Contributors were asked to send photos and comments about the hardest thing they faced at age 15 via Twitter or Instagram — which are both blocked in China. Really, NPR, what were you thinking?
I didn’t come across the project until late in the month, but I posted it in my Qzone 说说 (shuo shuo “say say” — which is like Facebook’s Status), and said I could relay any contributions through my Twitter account.
Only one person responded: one of my students, Tina Li ShaoLi, sent me a contribution, which I posted to Twitter in a somewhat abbreviated form. You can see it here and in the screencap above.
This is Tina’s original contribution:

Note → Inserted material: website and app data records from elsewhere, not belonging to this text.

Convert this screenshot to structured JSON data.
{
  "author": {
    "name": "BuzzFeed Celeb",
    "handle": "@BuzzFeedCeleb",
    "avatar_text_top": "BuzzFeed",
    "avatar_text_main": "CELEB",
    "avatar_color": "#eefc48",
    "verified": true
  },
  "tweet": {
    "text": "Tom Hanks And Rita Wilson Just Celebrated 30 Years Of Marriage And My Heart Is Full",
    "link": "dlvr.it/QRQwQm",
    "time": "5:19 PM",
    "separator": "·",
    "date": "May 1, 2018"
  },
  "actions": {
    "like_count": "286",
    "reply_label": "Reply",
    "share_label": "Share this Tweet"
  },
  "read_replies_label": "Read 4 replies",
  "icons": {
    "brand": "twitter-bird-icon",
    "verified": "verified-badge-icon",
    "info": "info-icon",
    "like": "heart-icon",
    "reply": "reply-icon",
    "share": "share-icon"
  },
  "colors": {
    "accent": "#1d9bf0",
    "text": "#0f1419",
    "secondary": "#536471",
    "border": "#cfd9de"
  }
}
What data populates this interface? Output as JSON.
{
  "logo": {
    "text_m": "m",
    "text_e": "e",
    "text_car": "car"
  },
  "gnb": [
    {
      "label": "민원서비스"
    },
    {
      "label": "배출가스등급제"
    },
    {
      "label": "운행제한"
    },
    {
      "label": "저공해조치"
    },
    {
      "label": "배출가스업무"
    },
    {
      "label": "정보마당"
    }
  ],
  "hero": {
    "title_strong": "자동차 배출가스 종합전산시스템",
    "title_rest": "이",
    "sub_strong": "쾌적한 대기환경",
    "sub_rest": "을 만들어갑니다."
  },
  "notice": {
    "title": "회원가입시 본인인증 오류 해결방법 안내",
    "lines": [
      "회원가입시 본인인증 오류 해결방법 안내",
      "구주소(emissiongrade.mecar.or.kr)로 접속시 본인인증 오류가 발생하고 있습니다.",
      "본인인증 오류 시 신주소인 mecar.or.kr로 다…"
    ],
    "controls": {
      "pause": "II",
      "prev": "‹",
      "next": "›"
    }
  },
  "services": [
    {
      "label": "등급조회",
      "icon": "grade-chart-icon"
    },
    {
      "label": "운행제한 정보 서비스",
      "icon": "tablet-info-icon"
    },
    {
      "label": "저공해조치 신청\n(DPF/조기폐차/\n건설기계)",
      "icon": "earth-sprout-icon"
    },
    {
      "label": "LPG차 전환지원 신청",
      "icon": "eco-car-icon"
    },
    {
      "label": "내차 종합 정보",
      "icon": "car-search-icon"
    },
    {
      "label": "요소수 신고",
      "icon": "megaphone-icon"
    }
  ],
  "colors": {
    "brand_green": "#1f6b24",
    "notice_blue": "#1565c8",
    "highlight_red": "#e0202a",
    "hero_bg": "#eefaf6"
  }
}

The hardest thing for being 15 is that I fell in love with a boy but however hard I tried I still couldn’t be together with him. I fell in love with him at the age of 13. However, in our country, people believe that falling in love with people at such an early age is a complete mistake. So I kept my love in silence and waited for the graduation [from junior high school]. When I reached 15, I tried all kinds of things to save my love, but just found that everything had changed its original face. He became a money-maker and got a new girlfriend, and I still lived a school life with new classmates.
Tina is referring to Chinese adults discouraging teenagers from having boy- or girlfriends. Some parents even forbid college-age students from having romantic relationships as well, because they fear romance will interfere with their children’s studies.
It may come as no surprise that many Chinese teens ignore these injunctions. However, I cannot say if Tina is involved with anyone at this time.